WHAT YOU HAVE TO DO ->
Copy out every record below with complete accuracy.

EXERCISE DATA ->
────────
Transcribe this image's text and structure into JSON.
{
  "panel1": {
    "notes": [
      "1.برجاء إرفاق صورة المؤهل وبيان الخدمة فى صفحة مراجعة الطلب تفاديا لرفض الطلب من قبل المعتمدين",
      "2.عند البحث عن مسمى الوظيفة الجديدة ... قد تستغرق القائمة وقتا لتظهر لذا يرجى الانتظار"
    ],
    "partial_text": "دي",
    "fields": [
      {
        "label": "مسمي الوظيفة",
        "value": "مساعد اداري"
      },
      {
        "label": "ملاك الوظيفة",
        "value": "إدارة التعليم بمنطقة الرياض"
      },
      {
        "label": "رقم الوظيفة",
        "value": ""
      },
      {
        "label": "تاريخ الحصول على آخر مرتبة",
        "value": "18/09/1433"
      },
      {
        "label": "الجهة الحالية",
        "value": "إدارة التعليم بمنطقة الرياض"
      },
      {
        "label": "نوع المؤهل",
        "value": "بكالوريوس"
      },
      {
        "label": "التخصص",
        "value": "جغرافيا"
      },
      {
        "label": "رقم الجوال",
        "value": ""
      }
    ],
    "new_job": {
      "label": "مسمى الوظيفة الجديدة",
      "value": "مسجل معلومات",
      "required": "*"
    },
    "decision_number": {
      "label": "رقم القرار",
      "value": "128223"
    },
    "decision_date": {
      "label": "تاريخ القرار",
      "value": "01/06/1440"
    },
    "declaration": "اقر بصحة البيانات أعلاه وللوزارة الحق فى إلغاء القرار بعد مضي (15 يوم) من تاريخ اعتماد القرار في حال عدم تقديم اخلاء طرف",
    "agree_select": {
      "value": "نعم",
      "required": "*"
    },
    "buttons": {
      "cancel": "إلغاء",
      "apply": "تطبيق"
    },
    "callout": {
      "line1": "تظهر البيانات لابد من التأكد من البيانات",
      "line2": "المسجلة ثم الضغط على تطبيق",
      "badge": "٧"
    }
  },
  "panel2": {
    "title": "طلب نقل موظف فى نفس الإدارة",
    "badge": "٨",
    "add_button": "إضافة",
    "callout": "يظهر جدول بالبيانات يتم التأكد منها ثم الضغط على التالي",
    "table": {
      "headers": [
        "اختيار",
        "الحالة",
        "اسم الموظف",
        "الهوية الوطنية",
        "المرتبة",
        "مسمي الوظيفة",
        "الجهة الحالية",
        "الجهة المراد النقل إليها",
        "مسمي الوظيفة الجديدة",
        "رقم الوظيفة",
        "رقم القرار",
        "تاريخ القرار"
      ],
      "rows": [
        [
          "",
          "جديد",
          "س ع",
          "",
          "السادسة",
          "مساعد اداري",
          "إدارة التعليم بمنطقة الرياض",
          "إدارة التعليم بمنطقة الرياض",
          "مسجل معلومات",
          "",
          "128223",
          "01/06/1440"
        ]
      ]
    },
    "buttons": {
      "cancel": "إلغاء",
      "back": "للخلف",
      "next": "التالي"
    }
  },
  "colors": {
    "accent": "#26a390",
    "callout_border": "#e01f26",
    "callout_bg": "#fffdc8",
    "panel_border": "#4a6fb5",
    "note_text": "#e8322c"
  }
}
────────
EXERCISE SOLUTION ->
Transcribe this image's text and structure into JSON.
{
  "panel1": {
    "notes": [
      "1.برجاء إرفاق صورة المؤهل وبيان الخدمة فى صفحة مراجعة الطلب تفاديا لرفض الطلب من قبل المعتمدين",
      "2.عند البحث عن مسمى الوظيفة الجديدة ... قد تستغرق القائمة وقتا لتظهر لذا يرجى الانتظار"
    ],
    "partial_text": "دي",
    "fields": [
      {
        "label": "مسمي الوظيفة",
        "value": "مساعد اداري"
      },
      {
        "label": "ملاك الوظيفة",
        "value": "إدارة التعليم بمنطقة الرياض"
      },
      {
        "label": "رقم الوظيفة",
        "value": ""
      },
      {
        "label": "تاريخ الحصول على آخر مرتبة",
        "value": "18/09/1433"
      },
      {
        "label": "الجهة الحالية",
        "value": "إدارة التعليم بمنطقة الرياض"
      },
      {
        "label": "نوع المؤهل",
        "value": "بكالوريوس"
      },
      {
        "label": "التخصص",
        "value": "جغرافيا"
      },
      {
        "label": "رقم الجوال",
        "value": ""
      }
    ],
    "new_job": {
      "label": "مسمى الوظيفة الجديدة",
      "value": "مسجل معلومات",
      "required": "*"
    },
    "decision_number": {
      "label": "رقم القرار",
      "value": "128223"
    },
    "decision_date": {
      "label": "تاريخ القرار",
      "value": "01/06/1440"
    },
    "declaration": "اقر بصحة البيانات أعلاه وللوزارة الحق فى إلغاء القرار بعد مضي (15 يوم) من تاريخ اعتماد القرار في حال عدم تقديم اخلاء طرف",
    "agree_select": {
      "value": "نعم",
      "required": "*"
    },
    "buttons": {
      "cancel": "إلغاء",
      "apply": "تطبيق"
    },
    "callout": {
      "line1": "تظهر البيانات لابد من التأكد من البيانات",
      "line2": "المسجلة ثم الضغط على تطبيق",
      "badge": "٧"
    }
  },
  "panel2": {
    "title": "طلب نقل موظف فى نفس الإدارة",
    "badge": "٨",
    "add_button": "إضافة",
    "callout": "يظهر جدول بالبيانات يتم التأكد منها ثم الضغط على التالي",
    "table": {
      "headers": [
        "اختيار",
        "الحالة",
        "اسم الموظف",
        "الهوية الوطنية",
        "المرتبة",
        "مسمي الوظيفة",
        "الجهة الحالية",
        "الجهة المراد النقل إليها",
        "مسمي الوظيفة الجديدة",
        "رقم الوظيفة",
        "رقم القرار",
        "تاريخ القرار"
      ],
      "rows": [
        [
          "",
          "جديد",
          "س ع",
          "",
          "السادسة",
          "مساعد اداري",
          "إدارة التعليم بمنطقة الرياض",
          "إدارة التعليم بمنطقة الرياض",
          "مسجل معلومات",
          "",
          "128223",
          "01/06/1440"
        ]
      ]
    },
    "buttons": {
      "cancel": "إلغاء",
      "back": "للخلف",
      "next": "التالي"
    }
  },
  "colors": {
    "accent": "#26a390",
    "callout_border": "#e01f26",
    "callout_bg": "#fffdc8",
    "panel_border": "#4a6fb5",
    "note_text": "#e8322c"
  }
}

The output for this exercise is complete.